    [these are just my initial thoughts on reading this page – p.s. i’ve been really enjoying your posts and glad to get to know you a little better though your observations and insights… keep it up friend!)


  2. Sabelo, you’re right, I am guilty of peddling an unoriginal narrative. Your point about about how the structures of the world impact people — I think that’s really important. In my mind, that builds on what I was trying to say. It’s the sequel, if you will. My point was simply that different cultures don’t arise because we’re inherently different kinds of people, or even because of random chance. That kind of thinking would suggest that “culture” is incomprehensible; it allows for lazy analysis, and that’s bad for social change movements and “development” efforts (whether they are working cross-culturally or not). Rather, (and this is your point) there are certain factors/incentives/power relationships in the world that shape people’s experiences. So if we want to understand a culture, we need to pay more attention to those elements — not on the transformation (as you put it) that results from them.

    But I’m also going to defend my telling of the familiar story. Many people (myself included, at times) often have difficulty understanding why people do the things they do. It’s not just about Americans and Africans, or even people in differing positions of power (me vs. the banana salesman). Just listen to the way many of your liberal/progressive/Democratic friends talk about conservatives in the US, or how athiests talk about Christians, or vice versa on those. We often refuse to understand how someone else could believe what they believe. They’re incomprehensible to us. Again, it’s lazy analysis. I think we need to be reminded that we’re all wired in basically the same way. If someone reacts differently in similar situations, there’s some story behind why they do that.

    So yeah, it’s not the freshest narrative out there. I think it’s still worth repeating. To your last point about preferable frameworks: I’m working on it! Ask me again at the end of the summer. I’ll have it all figured out by then. 🙂 In the meantime, please do keep chiming it whenever I say something bone-headed!


  3. […] with the above posts. I do feel for him in one sense, because I’ve also recently been accused of simplifying reality for the sake of a narrative. All storytelling involves choices. Hopefully these recent criticisms […]

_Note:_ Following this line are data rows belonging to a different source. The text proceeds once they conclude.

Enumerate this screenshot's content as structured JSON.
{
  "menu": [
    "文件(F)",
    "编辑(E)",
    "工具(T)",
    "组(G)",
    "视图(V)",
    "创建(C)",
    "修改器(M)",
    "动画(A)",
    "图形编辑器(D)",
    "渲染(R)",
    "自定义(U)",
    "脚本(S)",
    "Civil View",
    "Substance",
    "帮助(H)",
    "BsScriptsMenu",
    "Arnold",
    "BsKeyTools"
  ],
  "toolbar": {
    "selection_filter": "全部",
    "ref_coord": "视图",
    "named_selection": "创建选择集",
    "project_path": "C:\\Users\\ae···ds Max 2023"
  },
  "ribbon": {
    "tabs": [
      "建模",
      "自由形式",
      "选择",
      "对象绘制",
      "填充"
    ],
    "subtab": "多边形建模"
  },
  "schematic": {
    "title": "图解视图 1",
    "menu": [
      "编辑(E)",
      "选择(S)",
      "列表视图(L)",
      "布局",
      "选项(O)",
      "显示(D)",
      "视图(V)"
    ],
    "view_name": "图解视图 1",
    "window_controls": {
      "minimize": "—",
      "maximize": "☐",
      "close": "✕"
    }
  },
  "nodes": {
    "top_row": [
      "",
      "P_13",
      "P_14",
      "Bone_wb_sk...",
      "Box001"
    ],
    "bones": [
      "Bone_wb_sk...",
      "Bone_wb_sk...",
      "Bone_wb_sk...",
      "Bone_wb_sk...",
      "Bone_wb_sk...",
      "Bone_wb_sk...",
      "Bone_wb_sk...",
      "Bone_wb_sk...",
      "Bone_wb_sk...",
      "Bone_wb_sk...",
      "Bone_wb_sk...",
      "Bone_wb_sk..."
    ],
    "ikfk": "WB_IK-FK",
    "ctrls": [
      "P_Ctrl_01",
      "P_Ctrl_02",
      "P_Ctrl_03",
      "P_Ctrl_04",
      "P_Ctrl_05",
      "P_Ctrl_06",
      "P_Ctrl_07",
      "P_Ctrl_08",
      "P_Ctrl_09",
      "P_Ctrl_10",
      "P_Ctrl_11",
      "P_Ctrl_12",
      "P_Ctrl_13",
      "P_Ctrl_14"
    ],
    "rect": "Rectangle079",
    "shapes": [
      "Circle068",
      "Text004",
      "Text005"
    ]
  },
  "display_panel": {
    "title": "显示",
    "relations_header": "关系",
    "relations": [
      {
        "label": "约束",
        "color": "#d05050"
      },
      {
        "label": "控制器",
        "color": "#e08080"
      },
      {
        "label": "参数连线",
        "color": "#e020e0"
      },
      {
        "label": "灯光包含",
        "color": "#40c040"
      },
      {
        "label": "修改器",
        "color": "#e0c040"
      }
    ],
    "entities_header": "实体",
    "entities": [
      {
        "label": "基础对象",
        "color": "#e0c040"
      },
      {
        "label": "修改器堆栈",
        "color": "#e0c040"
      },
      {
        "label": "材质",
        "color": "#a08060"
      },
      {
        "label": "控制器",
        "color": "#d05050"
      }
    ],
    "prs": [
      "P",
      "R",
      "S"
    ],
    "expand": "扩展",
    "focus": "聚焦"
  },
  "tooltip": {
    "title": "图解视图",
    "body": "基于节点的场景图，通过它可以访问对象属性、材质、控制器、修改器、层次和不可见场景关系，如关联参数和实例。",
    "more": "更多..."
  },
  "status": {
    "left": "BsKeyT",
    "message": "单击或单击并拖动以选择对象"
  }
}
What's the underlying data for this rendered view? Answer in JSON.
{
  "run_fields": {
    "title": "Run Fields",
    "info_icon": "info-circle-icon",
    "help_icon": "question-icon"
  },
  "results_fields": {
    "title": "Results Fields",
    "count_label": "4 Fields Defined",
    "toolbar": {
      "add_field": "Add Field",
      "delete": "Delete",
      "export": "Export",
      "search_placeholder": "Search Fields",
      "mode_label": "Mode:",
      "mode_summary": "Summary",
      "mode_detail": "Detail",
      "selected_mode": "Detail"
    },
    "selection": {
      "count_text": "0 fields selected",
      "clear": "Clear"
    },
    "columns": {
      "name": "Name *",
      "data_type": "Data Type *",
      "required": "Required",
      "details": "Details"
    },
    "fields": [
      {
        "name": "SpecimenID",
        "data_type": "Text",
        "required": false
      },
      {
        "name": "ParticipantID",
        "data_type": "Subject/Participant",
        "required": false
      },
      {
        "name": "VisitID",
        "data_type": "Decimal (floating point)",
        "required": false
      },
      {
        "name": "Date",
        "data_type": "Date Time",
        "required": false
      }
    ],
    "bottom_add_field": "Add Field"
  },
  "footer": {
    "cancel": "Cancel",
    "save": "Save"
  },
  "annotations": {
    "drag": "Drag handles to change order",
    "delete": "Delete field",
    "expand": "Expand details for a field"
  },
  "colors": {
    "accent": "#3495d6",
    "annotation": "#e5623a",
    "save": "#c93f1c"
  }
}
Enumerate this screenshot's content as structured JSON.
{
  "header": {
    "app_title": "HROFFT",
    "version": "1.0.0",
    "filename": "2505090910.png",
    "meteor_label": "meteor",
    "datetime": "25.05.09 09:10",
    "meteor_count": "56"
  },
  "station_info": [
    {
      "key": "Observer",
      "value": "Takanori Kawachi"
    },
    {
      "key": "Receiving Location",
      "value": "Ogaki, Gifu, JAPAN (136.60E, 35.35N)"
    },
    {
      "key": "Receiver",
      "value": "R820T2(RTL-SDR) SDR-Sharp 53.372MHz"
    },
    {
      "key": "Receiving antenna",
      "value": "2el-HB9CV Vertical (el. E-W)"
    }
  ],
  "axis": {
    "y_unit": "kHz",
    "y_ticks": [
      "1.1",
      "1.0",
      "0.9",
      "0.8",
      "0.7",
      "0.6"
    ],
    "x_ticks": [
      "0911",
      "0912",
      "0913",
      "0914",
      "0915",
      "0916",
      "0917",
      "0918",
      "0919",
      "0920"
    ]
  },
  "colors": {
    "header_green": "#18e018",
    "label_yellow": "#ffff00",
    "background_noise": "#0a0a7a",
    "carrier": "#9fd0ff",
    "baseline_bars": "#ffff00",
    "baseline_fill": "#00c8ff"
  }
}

Leave a Reply

This site uses Akismet to reduce spam. Learn how your comment data is processed.

%d bloggers like this: